» What is required
Where a line of the material includes the string "JSON", copy that line.
>>>
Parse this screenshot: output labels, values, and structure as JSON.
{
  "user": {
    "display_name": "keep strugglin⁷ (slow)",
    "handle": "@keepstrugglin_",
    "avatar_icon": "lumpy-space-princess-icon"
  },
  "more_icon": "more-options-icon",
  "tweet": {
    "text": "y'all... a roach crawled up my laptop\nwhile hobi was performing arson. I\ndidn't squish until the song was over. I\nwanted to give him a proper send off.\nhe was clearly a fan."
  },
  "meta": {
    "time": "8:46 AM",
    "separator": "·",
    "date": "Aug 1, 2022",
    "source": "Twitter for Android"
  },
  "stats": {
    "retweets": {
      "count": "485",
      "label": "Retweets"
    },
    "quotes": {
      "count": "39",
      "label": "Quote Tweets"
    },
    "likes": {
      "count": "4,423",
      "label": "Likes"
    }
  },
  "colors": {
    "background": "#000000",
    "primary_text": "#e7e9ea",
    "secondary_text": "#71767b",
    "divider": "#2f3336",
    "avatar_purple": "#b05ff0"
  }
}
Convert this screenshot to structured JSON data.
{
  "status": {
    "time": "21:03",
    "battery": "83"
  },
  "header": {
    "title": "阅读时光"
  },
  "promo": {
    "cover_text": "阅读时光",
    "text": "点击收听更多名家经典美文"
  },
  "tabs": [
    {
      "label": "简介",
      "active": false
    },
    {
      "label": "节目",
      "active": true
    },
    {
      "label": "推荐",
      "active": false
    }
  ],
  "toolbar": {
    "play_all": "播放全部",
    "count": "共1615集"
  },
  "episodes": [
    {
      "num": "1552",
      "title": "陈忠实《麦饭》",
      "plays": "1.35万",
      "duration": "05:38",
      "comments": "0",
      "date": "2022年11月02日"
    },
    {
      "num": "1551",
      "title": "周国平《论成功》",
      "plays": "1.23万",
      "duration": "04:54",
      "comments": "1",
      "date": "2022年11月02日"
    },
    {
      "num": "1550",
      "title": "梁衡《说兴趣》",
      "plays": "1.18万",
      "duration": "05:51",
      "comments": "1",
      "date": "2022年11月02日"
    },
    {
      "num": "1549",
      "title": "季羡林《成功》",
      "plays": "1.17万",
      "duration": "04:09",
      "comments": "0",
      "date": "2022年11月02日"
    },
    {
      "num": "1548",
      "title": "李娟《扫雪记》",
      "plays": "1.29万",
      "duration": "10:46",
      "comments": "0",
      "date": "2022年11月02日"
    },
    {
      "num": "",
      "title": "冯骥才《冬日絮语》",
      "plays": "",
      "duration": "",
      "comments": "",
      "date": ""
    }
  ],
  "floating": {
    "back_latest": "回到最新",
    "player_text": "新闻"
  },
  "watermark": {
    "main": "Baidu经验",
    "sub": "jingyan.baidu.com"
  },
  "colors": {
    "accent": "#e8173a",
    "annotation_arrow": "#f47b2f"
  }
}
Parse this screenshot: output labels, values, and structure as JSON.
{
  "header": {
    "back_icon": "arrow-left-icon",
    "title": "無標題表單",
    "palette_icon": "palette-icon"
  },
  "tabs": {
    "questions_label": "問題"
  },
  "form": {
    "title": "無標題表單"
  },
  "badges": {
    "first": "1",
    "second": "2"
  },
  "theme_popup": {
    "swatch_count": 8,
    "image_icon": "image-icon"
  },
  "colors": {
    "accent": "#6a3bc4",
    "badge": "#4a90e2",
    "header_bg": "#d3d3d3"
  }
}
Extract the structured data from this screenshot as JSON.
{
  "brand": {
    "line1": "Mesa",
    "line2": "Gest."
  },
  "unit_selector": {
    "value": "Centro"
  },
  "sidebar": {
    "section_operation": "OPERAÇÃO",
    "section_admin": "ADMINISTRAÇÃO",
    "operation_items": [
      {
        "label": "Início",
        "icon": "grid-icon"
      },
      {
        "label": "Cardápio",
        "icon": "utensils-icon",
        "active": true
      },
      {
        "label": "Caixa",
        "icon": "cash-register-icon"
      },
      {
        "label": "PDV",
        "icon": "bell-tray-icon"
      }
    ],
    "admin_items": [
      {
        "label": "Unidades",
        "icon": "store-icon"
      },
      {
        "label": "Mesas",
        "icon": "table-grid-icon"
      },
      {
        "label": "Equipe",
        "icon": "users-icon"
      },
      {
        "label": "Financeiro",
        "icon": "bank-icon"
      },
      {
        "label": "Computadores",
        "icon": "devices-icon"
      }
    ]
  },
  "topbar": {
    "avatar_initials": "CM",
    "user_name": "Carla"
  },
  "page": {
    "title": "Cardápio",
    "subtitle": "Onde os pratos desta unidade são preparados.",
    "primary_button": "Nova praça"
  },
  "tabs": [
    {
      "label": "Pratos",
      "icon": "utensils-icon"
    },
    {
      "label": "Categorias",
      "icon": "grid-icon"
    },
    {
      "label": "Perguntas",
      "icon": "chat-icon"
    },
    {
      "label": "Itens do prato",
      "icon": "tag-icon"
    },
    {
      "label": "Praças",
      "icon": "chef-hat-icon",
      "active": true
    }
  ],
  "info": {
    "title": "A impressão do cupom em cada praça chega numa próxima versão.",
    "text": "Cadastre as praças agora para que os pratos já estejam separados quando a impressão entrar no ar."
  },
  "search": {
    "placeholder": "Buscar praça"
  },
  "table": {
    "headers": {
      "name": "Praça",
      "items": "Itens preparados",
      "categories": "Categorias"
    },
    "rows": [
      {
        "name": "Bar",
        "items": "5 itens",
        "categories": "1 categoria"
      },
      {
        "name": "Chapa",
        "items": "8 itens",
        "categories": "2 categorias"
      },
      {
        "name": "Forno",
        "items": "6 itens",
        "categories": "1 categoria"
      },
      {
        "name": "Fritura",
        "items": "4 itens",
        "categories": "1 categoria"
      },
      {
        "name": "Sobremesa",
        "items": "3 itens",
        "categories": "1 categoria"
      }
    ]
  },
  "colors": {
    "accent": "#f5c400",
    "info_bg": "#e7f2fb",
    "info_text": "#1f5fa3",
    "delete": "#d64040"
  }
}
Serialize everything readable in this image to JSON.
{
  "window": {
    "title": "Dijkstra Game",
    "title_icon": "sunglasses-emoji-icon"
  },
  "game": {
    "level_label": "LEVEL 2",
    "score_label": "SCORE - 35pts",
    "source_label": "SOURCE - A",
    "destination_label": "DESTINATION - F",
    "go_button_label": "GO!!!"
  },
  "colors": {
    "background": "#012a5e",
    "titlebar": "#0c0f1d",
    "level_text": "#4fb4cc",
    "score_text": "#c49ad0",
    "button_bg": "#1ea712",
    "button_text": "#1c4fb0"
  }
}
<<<
» Your response
Parse this screenshot: output labels, values, and structure as JSON.
Convert this screenshot to structured JSON data.
Parse this screenshot: output labels, values, and structure as JSON.
Extract the structured data from this screenshot as JSON.
Serialize everything readable in this image to JSON.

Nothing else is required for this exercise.